### ASSIGNED TASK:
Pick out and copy every line below that has the word "been".

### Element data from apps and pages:
- Opening Delimiter -

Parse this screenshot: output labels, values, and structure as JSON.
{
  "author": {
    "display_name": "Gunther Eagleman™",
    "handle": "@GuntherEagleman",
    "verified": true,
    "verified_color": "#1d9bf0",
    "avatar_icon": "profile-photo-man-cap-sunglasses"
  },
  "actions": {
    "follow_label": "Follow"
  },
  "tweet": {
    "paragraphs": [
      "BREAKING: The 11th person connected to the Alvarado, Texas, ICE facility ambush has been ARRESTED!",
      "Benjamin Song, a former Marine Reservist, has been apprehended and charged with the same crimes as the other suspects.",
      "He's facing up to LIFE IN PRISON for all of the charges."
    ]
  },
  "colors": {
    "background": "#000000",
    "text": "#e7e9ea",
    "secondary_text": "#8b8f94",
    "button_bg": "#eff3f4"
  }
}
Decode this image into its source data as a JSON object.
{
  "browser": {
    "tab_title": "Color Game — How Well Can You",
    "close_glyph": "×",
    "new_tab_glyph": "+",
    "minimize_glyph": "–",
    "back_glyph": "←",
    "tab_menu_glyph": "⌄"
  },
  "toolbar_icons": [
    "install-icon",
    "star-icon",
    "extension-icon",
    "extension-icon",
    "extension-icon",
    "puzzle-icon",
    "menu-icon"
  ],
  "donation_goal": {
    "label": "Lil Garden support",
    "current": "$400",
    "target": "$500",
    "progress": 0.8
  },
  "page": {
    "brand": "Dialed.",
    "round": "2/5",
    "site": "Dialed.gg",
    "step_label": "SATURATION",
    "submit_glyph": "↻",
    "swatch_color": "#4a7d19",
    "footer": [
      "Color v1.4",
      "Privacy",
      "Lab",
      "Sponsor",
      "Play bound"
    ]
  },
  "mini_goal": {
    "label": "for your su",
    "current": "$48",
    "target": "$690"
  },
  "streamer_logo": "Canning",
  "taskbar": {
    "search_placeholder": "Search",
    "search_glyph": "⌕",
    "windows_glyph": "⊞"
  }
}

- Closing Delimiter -

### OUTPUT BELOW:
      "BREAKING: The 11th person connected to the Alvarado, Texas, ICE facility ambush has been ARRESTED!",
      "Benjamin Song, a former Marine Reservist, has been apprehended and charged with the same crimes as the other suspects.",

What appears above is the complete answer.